Most of the other GOP candidates who appeared on the undercard had harsh words for Bush as well. Louisiana Gov. Bobby Jindal, who attacked Bush in the debate and multiple times in the spin room, told Breitbart News that Bush isn’t a winner.

Jindal said when Breitbart News asked him to differentiate himself from Bush in the spin room:

Just last week he doubled down on amnesty. I don’t agree with that. I think we need to secure the border. I outlined aggressive policies on sanctuary cities to go after local leaders to hold them criminally as well as civilly liable so that they should be considered accomplices to crimes committed by the same folks they allow to break the law. I think the most important difference is I believe we need to run as conservatives. Too many in the establishment think we need to be less conservative and get the left and the liberal media to like us. That never works. Whenever we do that, we’ve lost and we deserve to lose. This is an important election—it’s about the future of our country. Do we turn the American dream back into one about growth and opportunity or do we allow it to be turned into the European nightmare? We need to get off the path to socialism. We need to make big changes in D.C.

Sen. Lindsey Graham (R-SC) told Breitbart News that he’ll support whoever the Republican nominee is, even if it’s businessman Donald Trump. But he had harsh words for Bush on national security, too.  Graham said when asked for his thoughts on Bush and Trump in the spin room:

I’m going to support the nominee—if it’s Donald Trump, she [Clinton] will beat him like a drum. I like President—excuse me, Jeb—Bush very much. I think he’d be a good president. But here’s what Jeb needs to understand: If we don’t listen to commanders who have been successful in the region, and if we don’t send more troops back to Iraq, we’re going to fail. Thirty-five hundred is not enough. We need 10,000. And to everyone, if we don’t fix Syria soon, it’s going to be a launching pad for an attack on our nation. And if we keep doing nothing in Syria, we’re going to lose Lebanon and Jordan. We spent $500 million to train 60 people. To everybody running, particularly Jeb, there is no way to destroy ISIL in Syria where their headquarters exist without a ground component from the region and we must be part of that ground force or they will fail.

Former Pennsylvania Sen. Rick Santorum, probably the strongest candidate in the field when it comes to the issue of immigration, lit into Bush too when asked by Breitbart News in the spin room about the differences between himself and Bush:

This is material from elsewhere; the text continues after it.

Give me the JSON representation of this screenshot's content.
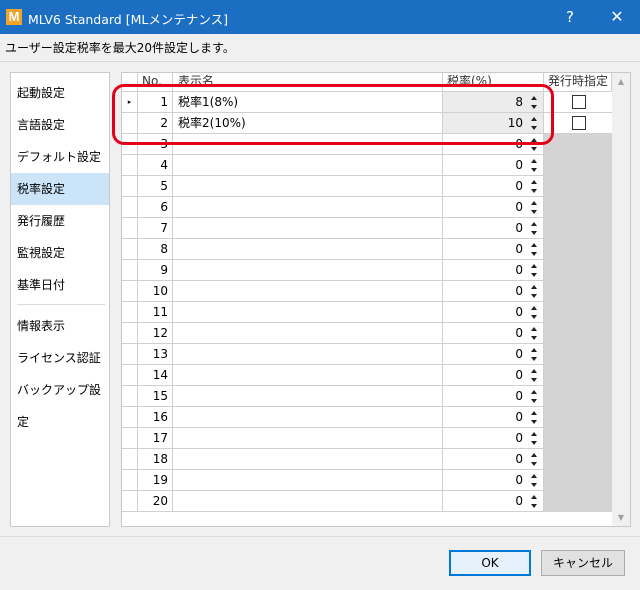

I talked a lot about immigration tonight because that’s probably the area that everyone says — well what makes you different from everybody else — and the reason I closed on immigration and spent so much time on immigration is because I’m pretty much different from everybody else on immigration. Everybody else talks about how tough the border is, but nobody’s really doing anything or saying anything different. They’re saying everything everybody who has said they’re going to secure the border has said for the last 20 years. We have presidents go in there and then don’t do it. The reason is if you look at the rest of their policies, they’re not policies that focus enough on the central problem, if you’re bringing millions and millions of people in here who are undermining workers’ ability to be able to rise in America. They’re not solving the fundamental problem and the border is just one aspect of that problem. If I’m someone who’s seriously concerned about immigration in this country, seriously concerned about the border, I want to look at all the other aspects of their policy. When their immigration policy is ‘we’re going to let everybody in as much as they want, and if you’re here you can stay’ well then you have to sort of question how seriously they view the border as a problem if they don’t see the rest of immigration in this country as a problem.